## Exercise requirements
Whenever a line below holds the word "with", copy that line.

## App and web page records
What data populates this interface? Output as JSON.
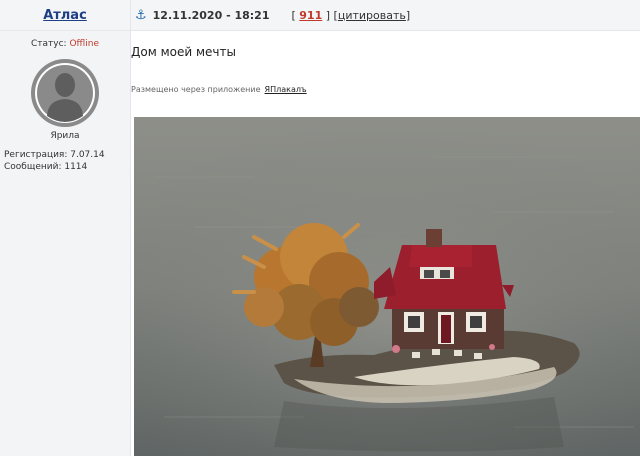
{
  "author": {
    "name": "Атлас"
  },
  "status": {
    "label": "Статус:",
    "value": "Offline"
  },
  "rank": "Ярила",
  "registration": "Регистрация: 7.07.14",
  "posts_count": "Сообщений: 1114",
  "post": {
    "anchor_icon": "anchor-icon",
    "datetime": "12.11.2020 - 18:21",
    "rating_open": "[",
    "rating": "911",
    "rating_close": "]",
    "quote_open": "[",
    "quote_label": "цитировать",
    "quote_close": "]",
    "title": "Дом моей мечты",
    "posted_via": "Размещено через приложение",
    "app_name": "ЯПлакалъ"
  },
  "colors": {
    "author": "#1f3f84",
    "offline": "#c0392b",
    "rating": "#c0392b",
    "anchor": "#2a6cb0"
  }
}
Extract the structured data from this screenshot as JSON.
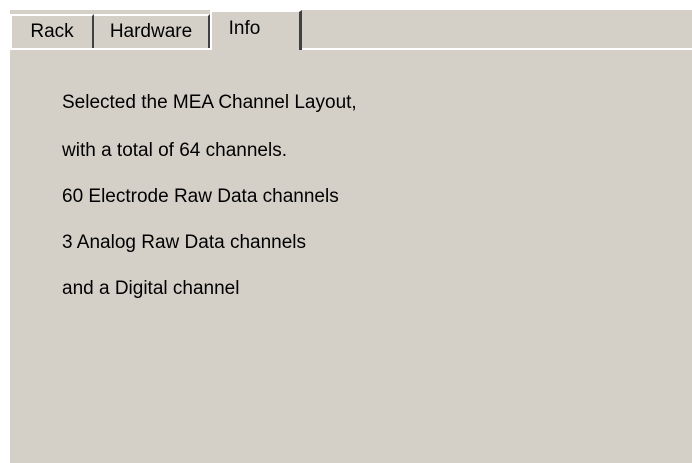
{
  "tabs": [
    {
      "label": "Rack"
    },
    {
      "label": "Hardware"
    },
    {
      "label": "Info"
    }
  ],
  "active_tab": "Info",
  "info": {
    "lines": [
      "Selected the MEA Channel Layout,",
      "with a total of 64 channels.",
      "60 Electrode Raw Data channels",
      "3 Analog Raw Data channels",
      "and a Digital channel"
    ]
  }
}
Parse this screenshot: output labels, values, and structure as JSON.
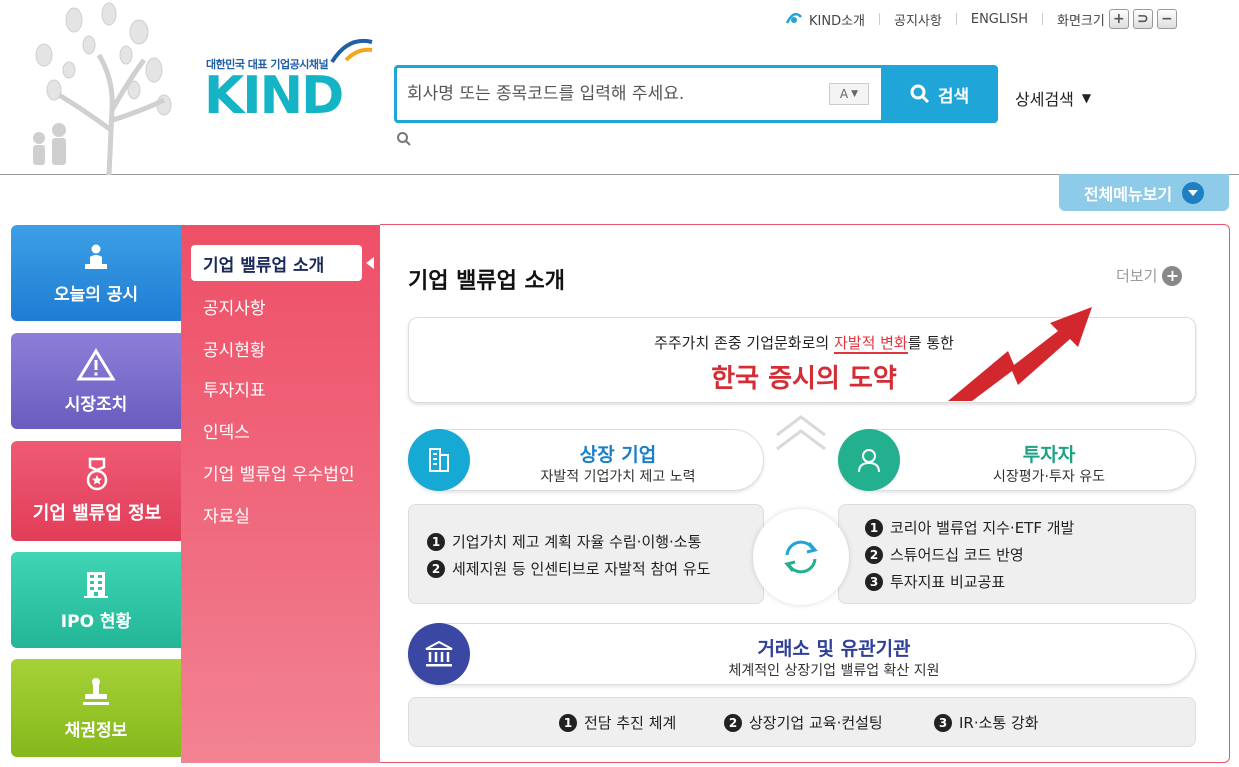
{
  "header": {
    "logo": {
      "tagline": "대한민국 대표 기업공시채널",
      "wordmark": "KIND"
    },
    "util_nav": {
      "about": "KIND소개",
      "notice": "공지사항",
      "english": "ENGLISH",
      "screen_size": "화면크기",
      "zoom_in": "+",
      "zoom_reset": "⊃",
      "zoom_out": "−"
    },
    "search": {
      "placeholder": "회사명 또는 종목코드를 입력해 주세요.",
      "font_toggle": "A",
      "button_label": "검색",
      "advanced_label": "상세검색"
    },
    "all_menu_label": "전체메뉴보기"
  },
  "categories": [
    {
      "label": "오늘의 공시",
      "icon": "person-podium-icon",
      "color": "#2a8bdc"
    },
    {
      "label": "시장조치",
      "icon": "warning-triangle-icon",
      "color": "#7a6dcc"
    },
    {
      "label": "기업 밸류업 정보",
      "icon": "medal-icon",
      "color": "#e84a64"
    },
    {
      "label": "IPO 현황",
      "icon": "building-icon",
      "color": "#2ec5a3"
    },
    {
      "label": "채권정보",
      "icon": "stamp-icon",
      "color": "#95c62a"
    }
  ],
  "submenu": {
    "active": "기업 밸류업 소개",
    "items": [
      "공지사항",
      "공시현황",
      "투자지표",
      "인덱스",
      "기업 밸류업 우수법인",
      "자료실"
    ]
  },
  "panel": {
    "title": "기업 밸류업 소개",
    "more_label": "더보기",
    "banner": {
      "sub_prefix": "주주가치 존중 기업문화로의 ",
      "sub_highlight": "자발적 변화",
      "sub_suffix": "를 통한",
      "main": "한국 증시의 도약"
    },
    "company": {
      "title": "상장 기업",
      "subtitle": "자발적 기업가치 제고 노력",
      "items": [
        "기업가치 제고 계획 자율 수립·이행·소통",
        "세제지원 등 인센티브로 자발적 참여 유도"
      ]
    },
    "investor": {
      "title": "투자자",
      "subtitle": "시장평가·투자 유도",
      "items": [
        "코리아 밸류업 지수·ETF 개발",
        "스튜어드십 코드 반영",
        "투자지표 비교공표"
      ]
    },
    "exchange": {
      "title": "거래소 및 유관기관",
      "subtitle": "체계적인 상장기업 밸류업 확산 지원",
      "items": [
        "전담 추진 체계",
        "상장기업 교육·컨설팅",
        "IR·소통 강화"
      ]
    },
    "numbers": [
      "1",
      "2",
      "3"
    ]
  },
  "colors": {
    "accent_blue": "#1fa5d8",
    "valueup_red": "#e84a64",
    "banner_red": "#d42d35"
  }
}
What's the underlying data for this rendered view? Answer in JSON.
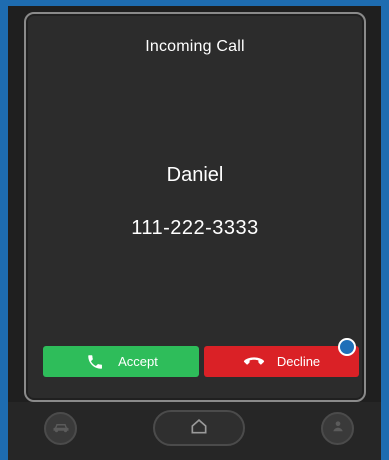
{
  "call": {
    "title": "Incoming Call",
    "caller_name": "Daniel",
    "caller_number": "111-222-3333"
  },
  "actions": {
    "accept_label": "Accept",
    "decline_label": "Decline",
    "accept_color": "#2ebd5a",
    "decline_color": "#da2126"
  },
  "icons": {
    "accept": "phone-icon",
    "decline": "hang-up-icon",
    "left_nav": "car-icon",
    "center_nav": "home-icon",
    "right_nav": "person-icon"
  },
  "colors": {
    "frame_accent": "#1e6cb0",
    "panel_background": "#2c2c2c",
    "text": "#ffffff"
  }
}
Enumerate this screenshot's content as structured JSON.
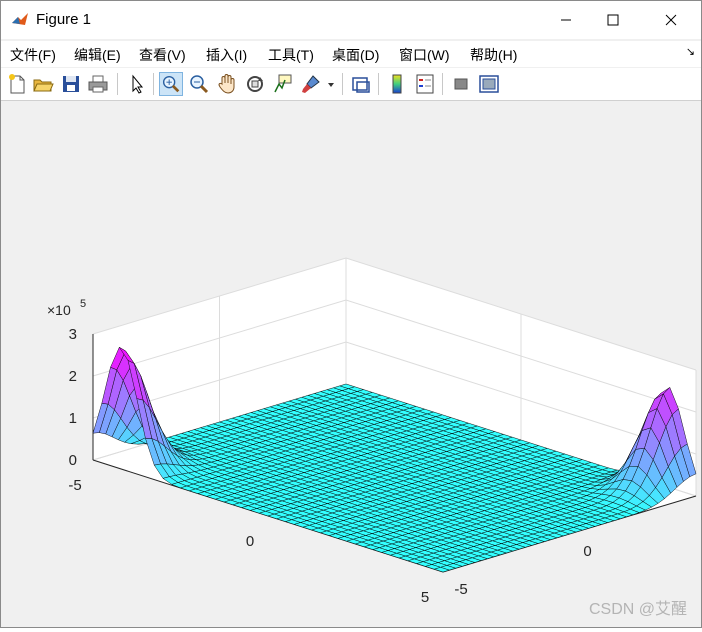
{
  "window": {
    "title": "Figure 1"
  },
  "menu": {
    "items": [
      "文件(F)",
      "编辑(E)",
      "查看(V)",
      "插入(I)",
      "工具(T)",
      "桌面(D)",
      "窗口(W)",
      "帮助(H)"
    ]
  },
  "toolbar": {
    "icons": [
      "new-figure-icon",
      "open-file-icon",
      "save-icon",
      "print-icon",
      "select-arrow-icon",
      "zoom-in-icon",
      "zoom-out-icon",
      "pan-hand-icon",
      "rotate-3d-icon",
      "data-cursor-icon",
      "brush-icon",
      "brush-dropdown-icon",
      "link-plot-icon",
      "colorbar-icon",
      "legend-icon",
      "hide-plot-tools-icon",
      "show-plot-tools-icon"
    ]
  },
  "chart_data": {
    "type": "surface",
    "x_ticks": [
      "-5",
      "0",
      "5"
    ],
    "y_ticks": [
      "-5",
      "0",
      "5"
    ],
    "z_ticks": [
      "0",
      "1",
      "2",
      "3"
    ],
    "z_exponent": "×10^5",
    "z_exponent_base": "×10",
    "z_exponent_power": "5",
    "xlim": [
      -5,
      5
    ],
    "ylim": [
      -5,
      5
    ],
    "zlim": [
      0,
      3
    ],
    "z_scale": 100000,
    "peaks": [
      {
        "x": -4.2,
        "y": -5,
        "z": 2.9
      },
      {
        "x": 4.2,
        "y": 5,
        "z": 2.4
      }
    ],
    "colors": {
      "low": "#33ffff",
      "high": "#ff00ff",
      "face": "#3ff0f5"
    },
    "grid": true
  },
  "watermark": "CSDN @艾醒"
}
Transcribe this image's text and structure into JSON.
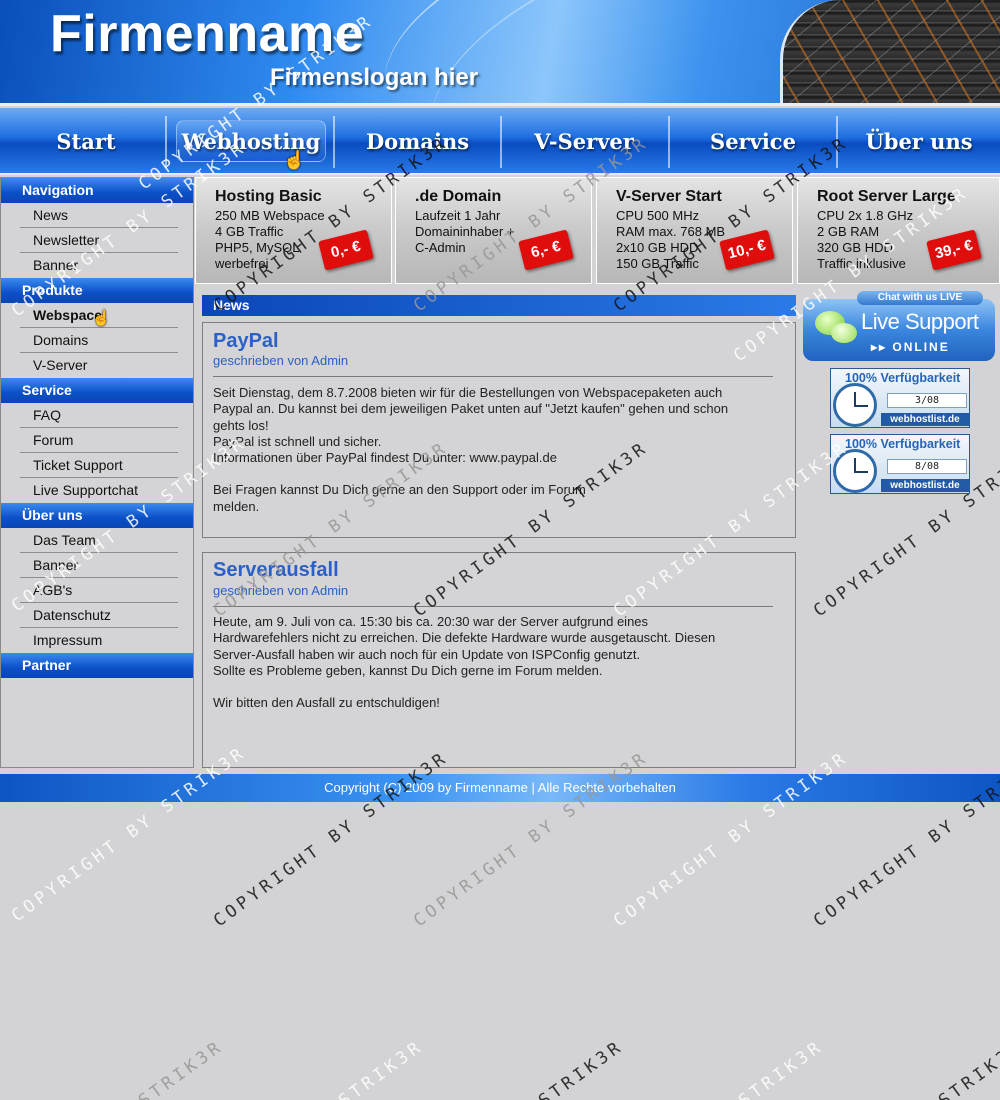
{
  "header": {
    "title": "Firmenname",
    "slogan": "Firmenslogan hier"
  },
  "mainnav": {
    "items": [
      {
        "label": "Start"
      },
      {
        "label": "Webhosting",
        "active": true
      },
      {
        "label": "Domains"
      },
      {
        "label": "V-Server"
      },
      {
        "label": "Service"
      },
      {
        "label": "Über uns"
      }
    ]
  },
  "sidebar": {
    "sections": [
      {
        "title": "Navigation",
        "items": [
          "News",
          "Newsletter",
          "Banner"
        ]
      },
      {
        "title": "Produkte",
        "items": [
          "Webspace",
          "Domains",
          "V-Server"
        ],
        "active_item": "Webspace"
      },
      {
        "title": "Service",
        "items": [
          "FAQ",
          "Forum",
          "Ticket Support",
          "Live Supportchat"
        ]
      },
      {
        "title": "Über uns",
        "items": [
          "Das Team",
          "Banner",
          "AGB's",
          "Datenschutz",
          "Impressum"
        ]
      },
      {
        "title": "Partner",
        "items": []
      }
    ]
  },
  "products": [
    {
      "title": "Hosting Basic",
      "lines": [
        "250 MB Webspace",
        "4 GB Traffic",
        "PHP5, MySQL",
        "werbefrei"
      ],
      "price": "0,- €"
    },
    {
      "title": ".de Domain",
      "lines": [
        "Laufzeit 1 Jahr",
        "Domaininhaber +",
        "C-Admin",
        ""
      ],
      "price": "6,- €"
    },
    {
      "title": "V-Server Start",
      "lines": [
        "CPU 500 MHz",
        "RAM max. 768 MB",
        "2x10 GB HDD",
        "150 GB Traffic"
      ],
      "price": "10,- €"
    },
    {
      "title": "Root Server Large",
      "lines": [
        "CPU 2x 1.8 GHz",
        "2 GB RAM",
        "320 GB HDD",
        "Traffic inklusive"
      ],
      "price": "39,- €"
    }
  ],
  "news": {
    "heading": "News",
    "posts": [
      {
        "title": "PayPal",
        "byline": "geschrieben von Admin",
        "paragraphs": [
          "Seit Dienstag, dem 8.7.2008 bieten wir für die Bestellungen von Webspacepaketen auch",
          "Paypal an. Du kannst bei dem jeweiligen Paket unten auf \"Jetzt kaufen\" gehen und schon",
          "gehts los!",
          "PayPal ist schnell und sicher.",
          "Informationen über PayPal findest Du unter: www.paypal.de",
          "",
          "Bei Fragen kannst Du Dich gerne an den Support oder im Forum",
          "melden."
        ]
      },
      {
        "title": "Serverausfall",
        "byline": "geschrieben von Admin",
        "paragraphs": [
          "Heute, am 9. Juli von ca. 15:30 bis ca. 20:30 war der Server aufgrund eines",
          "Hardwarefehlers nicht zu erreichen. Die defekte Hardware wurde ausgetauscht. Diesen",
          "Server-Ausfall haben wir auch noch für ein Update von ISPConfig genutzt.",
          "Sollte es Probleme geben, kannst Du Dich gerne im Forum melden.",
          "",
          "Wir bitten den Ausfall zu entschuldigen!"
        ]
      }
    ]
  },
  "right": {
    "livesupport": {
      "top": "Chat with us LIVE",
      "label": "Live Support",
      "status": "ONLINE"
    },
    "badges": [
      {
        "title": "100% Verfügbarkeit",
        "value": "3/08",
        "site": "webhostlist.de"
      },
      {
        "title": "100% Verfügbarkeit",
        "value": "8/08",
        "site": "webhostlist.de"
      }
    ]
  },
  "footer": {
    "text": "Copyright (C) 2009 by Firmenname | Alle Rechte vorbehalten"
  },
  "watermark": {
    "text": "COPYRIGHT BY STRIK3R",
    "text_short": "STRIK3R"
  },
  "colors": {
    "brand_blue": "#0b4fc6",
    "link_blue": "#2b60c8",
    "price_red": "#e00d0d",
    "background": "#d3d2d4"
  }
}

## Result for this task
      "with a total of 64 channels.",
      "top": "Chat with us LIVE",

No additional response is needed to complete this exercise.